**TASK BRIEF**
Would you repeat each of the lines below exactly?

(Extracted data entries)

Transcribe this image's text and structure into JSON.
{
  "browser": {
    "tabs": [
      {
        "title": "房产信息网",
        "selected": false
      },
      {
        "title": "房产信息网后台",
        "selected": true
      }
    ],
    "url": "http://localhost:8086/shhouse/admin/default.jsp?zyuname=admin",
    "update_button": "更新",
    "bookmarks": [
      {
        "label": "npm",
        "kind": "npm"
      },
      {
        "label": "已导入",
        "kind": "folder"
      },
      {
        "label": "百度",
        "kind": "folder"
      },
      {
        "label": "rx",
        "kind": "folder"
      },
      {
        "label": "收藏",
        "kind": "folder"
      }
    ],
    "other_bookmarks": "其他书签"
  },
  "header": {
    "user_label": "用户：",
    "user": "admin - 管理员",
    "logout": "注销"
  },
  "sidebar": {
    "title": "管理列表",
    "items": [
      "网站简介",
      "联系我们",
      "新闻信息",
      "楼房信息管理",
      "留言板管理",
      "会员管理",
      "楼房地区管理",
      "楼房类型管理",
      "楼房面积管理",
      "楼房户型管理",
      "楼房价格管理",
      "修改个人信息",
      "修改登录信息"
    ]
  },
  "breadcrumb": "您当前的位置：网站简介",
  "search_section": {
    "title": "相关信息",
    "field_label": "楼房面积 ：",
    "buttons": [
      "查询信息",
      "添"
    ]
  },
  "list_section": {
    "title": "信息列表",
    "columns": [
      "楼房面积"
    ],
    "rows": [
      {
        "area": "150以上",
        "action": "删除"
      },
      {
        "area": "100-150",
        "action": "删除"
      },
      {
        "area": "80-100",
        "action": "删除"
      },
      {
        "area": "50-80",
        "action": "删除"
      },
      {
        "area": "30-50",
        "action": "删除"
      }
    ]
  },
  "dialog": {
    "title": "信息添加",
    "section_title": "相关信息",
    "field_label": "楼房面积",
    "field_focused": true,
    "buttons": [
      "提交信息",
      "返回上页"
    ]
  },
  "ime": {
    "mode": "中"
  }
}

**WRITTEN SOLUTION**
Transcribe this image's text and structure into JSON.
{
  "browser": {
    "tabs": [
      {
        "title": "房产信息网",
        "selected": false
      },
      {
        "title": "房产信息网后台",
        "selected": true
      }
    ],
    "url": "http://localhost:8086/shhouse/admin/default.jsp?zyuname=admin",
    "update_button": "更新",
    "bookmarks": [
      {
        "label": "npm",
        "kind": "npm"
      },
      {
        "label": "已导入",
        "kind": "folder"
      },
      {
        "label": "百度",
        "kind": "folder"
      },
      {
        "label": "rx",
        "kind": "folder"
      },
      {
        "label": "收藏",
        "kind": "folder"
      }
    ],
    "other_bookmarks": "其他书签"
  },
  "header": {
    "user_label": "用户：",
    "user": "admin - 管理员",
    "logout": "注销"
  },
  "sidebar": {
    "title": "管理列表",
    "items": [
      "网站简介",
      "联系我们",
      "新闻信息",
      "楼房信息管理",
      "留言板管理",
      "会员管理",
      "楼房地区管理",
      "楼房类型管理",
      "楼房面积管理",
      "楼房户型管理",
      "楼房价格管理",
      "修改个人信息",
      "修改登录信息"
    ]
  },
  "breadcrumb": "您当前的位置：网站简介",
  "search_section": {
    "title": "相关信息",
    "field_label": "楼房面积 ：",
    "buttons": [
      "查询信息",
      "添"
    ]
  },
  "list_section": {
    "title": "信息列表",
    "columns": [
      "楼房面积"
    ],
    "rows": [
      {
        "area": "150以上",
        "action": "删除"
      },
      {
        "area": "100-150",
        "action": "删除"
      },
      {
        "area": "80-100",
        "action": "删除"
      },
      {
        "area": "50-80",
        "action": "删除"
      },
      {
        "area": "30-50",
        "action": "删除"
      }
    ]
  },
  "dialog": {
    "title": "信息添加",
    "section_title": "相关信息",
    "field_label": "楼房面积",
    "field_focused": true,
    "buttons": [
      "提交信息",
      "返回上页"
    ]
  },
  "ime": {
    "mode": "中"
  }
}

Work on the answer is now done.